I had an interesting conversation yesterday with a fellow who told me how he once saved a company in Guernsey a small fortune by suggesting they stop charging a penny for people to use their outdoor toilets. What would often seem obvious to most people, this business had been missing for years. It cost them more to repair the locks and collect the pennies then they made. (Almost as bad as a government department!)
I met a fellow the other day who responded to everything I told him that he “knew that.” Eventually I asked him, “Given that you know everything I talk about, may I ask you how many of them you are actually using in your business?” He admitted that he wasn’t using ANY of them. His arrogance was exceeded only by his ignorance. Knowing something in theory and actually applying in your business are two very different things. When he tried to hire me as his coach, I naturally turned him down.
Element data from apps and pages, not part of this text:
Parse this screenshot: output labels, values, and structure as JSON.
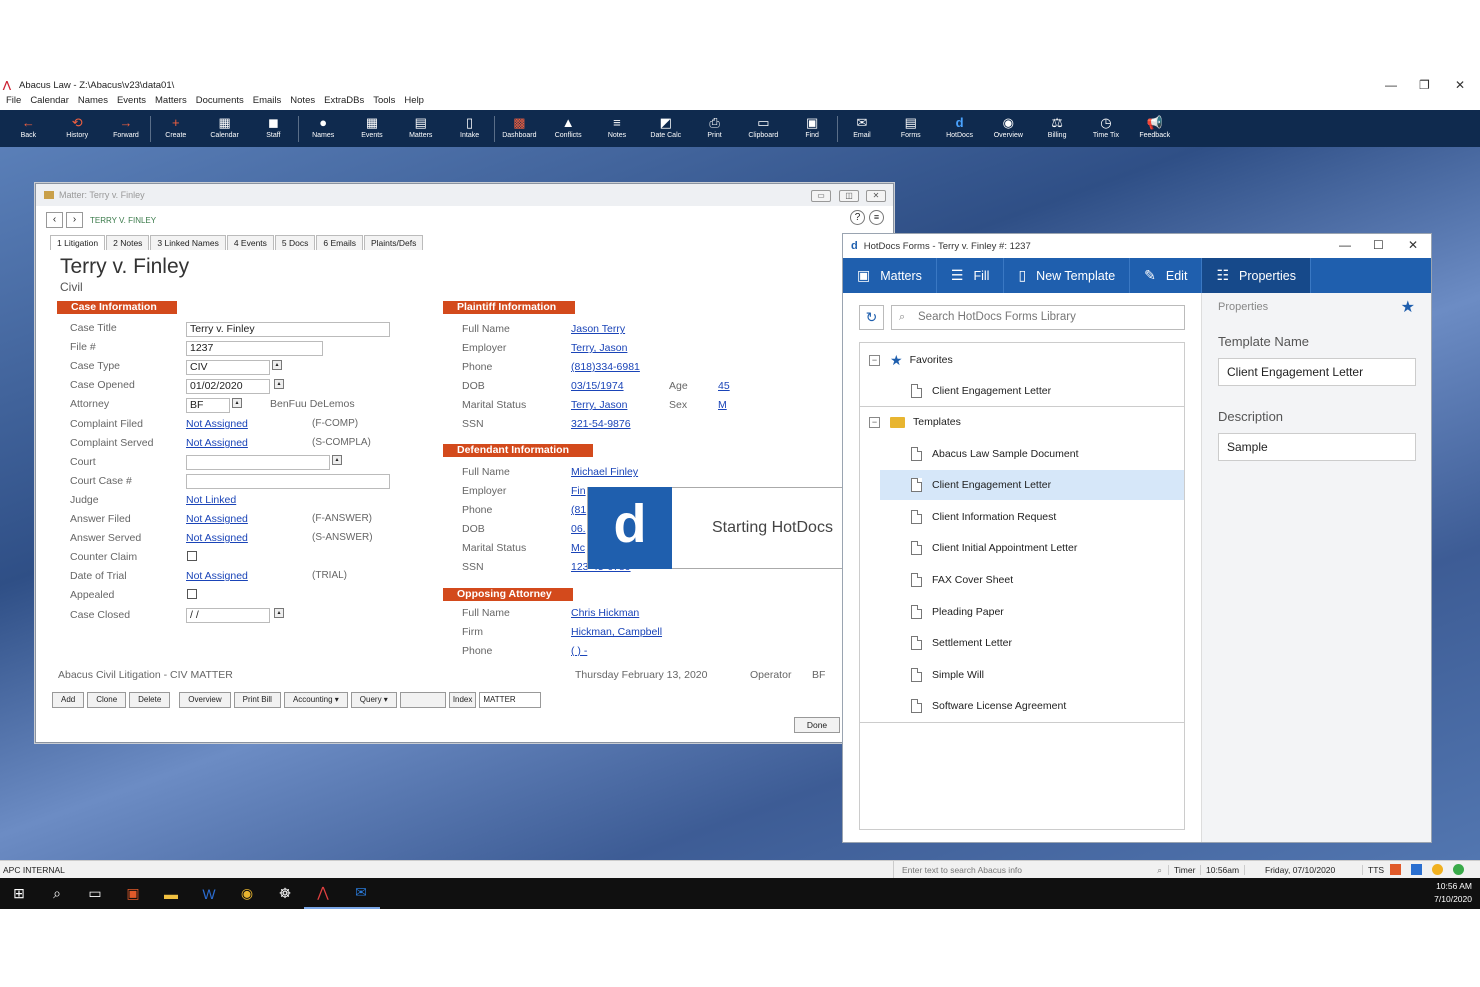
{
  "app": {
    "title": "Abacus Law - Z:\\Abacus\\v23\\data01\\"
  },
  "menu": [
    "File",
    "Calendar",
    "Names",
    "Events",
    "Matters",
    "Documents",
    "Emails",
    "Notes",
    "ExtraDBs",
    "Tools",
    "Help"
  ],
  "toolbar": [
    {
      "label": "Back",
      "icon": "←",
      "style": "red"
    },
    {
      "label": "History",
      "icon": "⟲",
      "style": "red"
    },
    {
      "label": "Forward",
      "icon": "→",
      "style": "red"
    },
    {
      "label": "Create",
      "icon": "+",
      "style": "red",
      "sep": true
    },
    {
      "label": "Calendar",
      "icon": "▦"
    },
    {
      "label": "Staff",
      "icon": "◼"
    },
    {
      "label": "Names",
      "icon": "●",
      "sep": true
    },
    {
      "label": "Events",
      "icon": "▦"
    },
    {
      "label": "Matters",
      "icon": "▤"
    },
    {
      "label": "Intake",
      "icon": "▯"
    },
    {
      "label": "Dashboard",
      "icon": "▩",
      "style": "red",
      "sep": true
    },
    {
      "label": "Conflicts",
      "icon": "▲"
    },
    {
      "label": "Notes",
      "icon": "≡"
    },
    {
      "label": "Date Calc",
      "icon": "◩"
    },
    {
      "label": "Print",
      "icon": "⎙"
    },
    {
      "label": "Clipboard",
      "icon": "▭"
    },
    {
      "label": "Find",
      "icon": "▣"
    },
    {
      "label": "Email",
      "icon": "✉",
      "sep": true
    },
    {
      "label": "Forms",
      "icon": "▤"
    },
    {
      "label": "HotDocs",
      "icon": "d",
      "style": "hd"
    },
    {
      "label": "Overview",
      "icon": "◉"
    },
    {
      "label": "Billing",
      "icon": "⚖"
    },
    {
      "label": "Time Tix",
      "icon": "◷"
    },
    {
      "label": "Feedback",
      "icon": "📢"
    }
  ],
  "matter_window": {
    "title": "Matter: Terry v. Finley",
    "nav_name": "TERRY V. FINLEY",
    "tabs": [
      "1 Litigation",
      "2 Notes",
      "3 Linked Names",
      "4 Events",
      "5 Docs",
      "6 Emails",
      "Plaints/Defs"
    ],
    "case_title": "Terry v. Finley",
    "case_type_label": "Civil",
    "case_info": {
      "header": "Case Information",
      "labels": [
        "Case Title",
        "File #",
        "Case Type",
        "Case Opened",
        "Attorney",
        "Complaint Filed",
        "Complaint Served",
        "Court",
        "Court Case #",
        "Judge",
        "Answer Filed",
        "Answer Served",
        "Counter Claim",
        "Date of Trial",
        "Appealed",
        "Case Closed"
      ],
      "case_title_val": "Terry v. Finley",
      "file_no": "1237",
      "case_type": "CIV",
      "case_opened": "01/02/2020",
      "attorney_code": "BF",
      "attorney_name": "BenFuu DeLemos",
      "complaint_filed": "Not Assigned",
      "complaint_filed_code": "(F-COMP)",
      "complaint_served": "Not Assigned",
      "complaint_served_code": "(S-COMPLA)",
      "judge": "Not Linked",
      "answer_filed": "Not Assigned",
      "answer_filed_code": "(F-ANSWER)",
      "answer_served": "Not Assigned",
      "answer_served_code": "(S-ANSWER)",
      "date_of_trial": "Not Assigned",
      "date_of_trial_code": "(TRIAL)",
      "case_closed": " /  /"
    },
    "plaintiff": {
      "header": "Plaintiff Information",
      "labels": [
        "Full Name",
        "Employer",
        "Phone",
        "DOB",
        "Marital Status",
        "SSN"
      ],
      "full_name": "Jason Terry",
      "employer": "Terry, Jason",
      "phone": "(818)334-6981",
      "dob": "03/15/1974",
      "age_label": "Age",
      "age": "45",
      "marital": "Terry, Jason",
      "sex_label": "Sex",
      "sex": "M",
      "ssn": "321-54-9876"
    },
    "defendant": {
      "header": "Defendant Information",
      "labels": [
        "Full Name",
        "Employer",
        "Phone",
        "DOB",
        "Marital Status",
        "SSN"
      ],
      "full_name": "Michael Finley",
      "employer": "Fin",
      "phone": "(81",
      "dob": "06.",
      "marital": "Mc",
      "ssn": "123-45-6789"
    },
    "opposing": {
      "header": "Opposing Attorney",
      "labels": [
        "Full Name",
        "Firm",
        "Phone"
      ],
      "full_name": "Chris Hickman",
      "firm": "Hickman, Campbell",
      "phone": "(  )  -"
    },
    "footer_left": "Abacus Civil Litigation - CIV MATTER",
    "footer_date": "Thursday  February 13, 2020",
    "footer_operator_label": "Operator",
    "footer_operator": "BF",
    "buttons": [
      "Add",
      "Clone",
      "Delete",
      "Overview",
      "Print Bill",
      "Accounting ▾",
      "Query ▾"
    ],
    "index_label": "Index",
    "index_value": "MATTER",
    "done": "Done"
  },
  "splash": {
    "logo": "d",
    "text": "Starting HotDocs"
  },
  "hotdocs": {
    "title": "HotDocs Forms  -  Terry v. Finley #: 1237",
    "ribbon": [
      {
        "label": "Matters",
        "icon": "▣"
      },
      {
        "label": "Fill",
        "icon": "☰"
      },
      {
        "label": "New Template",
        "icon": "▯"
      },
      {
        "label": "Edit",
        "icon": "✎"
      },
      {
        "label": "Properties",
        "icon": "☷",
        "active": true
      }
    ],
    "search_placeholder": "Search HotDocs Forms Library",
    "favorites_label": "Favorites",
    "favorites": [
      "Client Engagement Letter"
    ],
    "templates_label": "Templates",
    "templates": [
      "Abacus Law Sample Document",
      "Client Engagement Letter",
      "Client Information Request",
      "Client Initial Appointment Letter",
      "FAX Cover Sheet",
      "Pleading Paper",
      "Settlement Letter",
      "Simple Will",
      "Software License Agreement"
    ],
    "selected_index": 1,
    "properties": {
      "header": "Properties",
      "template_name_label": "Template Name",
      "template_name": "Client Engagement Letter",
      "description_label": "Description",
      "description": "Sample"
    }
  },
  "statusbar": {
    "left": "APC INTERNAL",
    "search_placeholder": "Enter text to search Abacus info",
    "timer": "Timer",
    "time": "10:56am",
    "date": "Friday, 07/10/2020",
    "tts": "TTS"
  },
  "taskbar": {
    "clock_time": "10:56 AM",
    "clock_date": "7/10/2020"
  }
}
These days, every Tom, Dick, and Sally seems to be calling themselves a “Coach”. If you lost your job and can’t get another one, or you failed in business, or you’re an egotistical retired employee that labours under the delusion that you somehow have the ability to teach entrepreneurs how to run a business, well, just go ahead and call yourself a coach. And I will call myself an elephant – it’s as ridiculous as that. So smart entrepreneurs, having had the misfortune of meeting some of these characters, tend to avoid them.
Samuel Butler wrote, “A blind man knows he cannot see, and is glad to be led, though it be by a dog; but he that is blind in understanding, which is the worst blindness of all, believes he sees as best, and scorns a guide.” He is talking about the unconsciously incompetent. Why do smart, accomplished, gold medal athletes and sports teams use coaches? Why do top entrepreneur use coaches? Do their coaches, in fact, keep them on track, point out where they can improve, introduce new strategies and approaches, and encourage them when they need motivation? Of course they do. It’s good to have a guide when you climb Everest. Bill MacCartney said, “All coaching is, is taking a player where he can’t take himself.”
One of the most valuable services a good coach bring to entrepreneurs is the ability to avoid losing a lot of money. Lou Holtz said, “Coaching is nothing more than eliminating mistakes before you get fired.” After 25 years of coaching and training tens of thousands of business owners, I have learnt a thing or two, and that insight and frame of reference crosses many different industries, products and services. When my coaching clients come up with new ideas, I often get the chance to nix the bad ones and help them hone the good ones. And I have access to some really great specialists when we need them for skills I don’t have.
So when don’t you need a coach? When you are considering one of the many incompetent, politically correct, cookie-cutter coaches. When you are considering using a coach that doesn’t have a strong, diverse business track record of success. When you don’t intend to implement anything the coach tells you. When you’re too comfortable and not motivated to take action and boost your bottom line. In the Chicago Tribune, one read, “Who exactly seeks out a coach? Winners who want even more out of life.”
In the Harvard Business Review: “The goal of coaching is the goal of good management: to make the most of an organization’s valuable resources.” See the picture of the fellow standing on the ladders? A good coach will reveal how to leverage and align what you already have and have access to. A good coach won’t ask you to sign a six month contract; what if you find out after a month that he’s useless? A good coach will be a great investment, no matter what his fees. I’ll leave you with this: “The Manchester survey of 140 companies shows nine in 10 executives believe coaching to be worth their time and dollars. The average return was more than $5 for each $1 spent.” – The Denver Post.
Robin Elliott LeverageAdvantage.com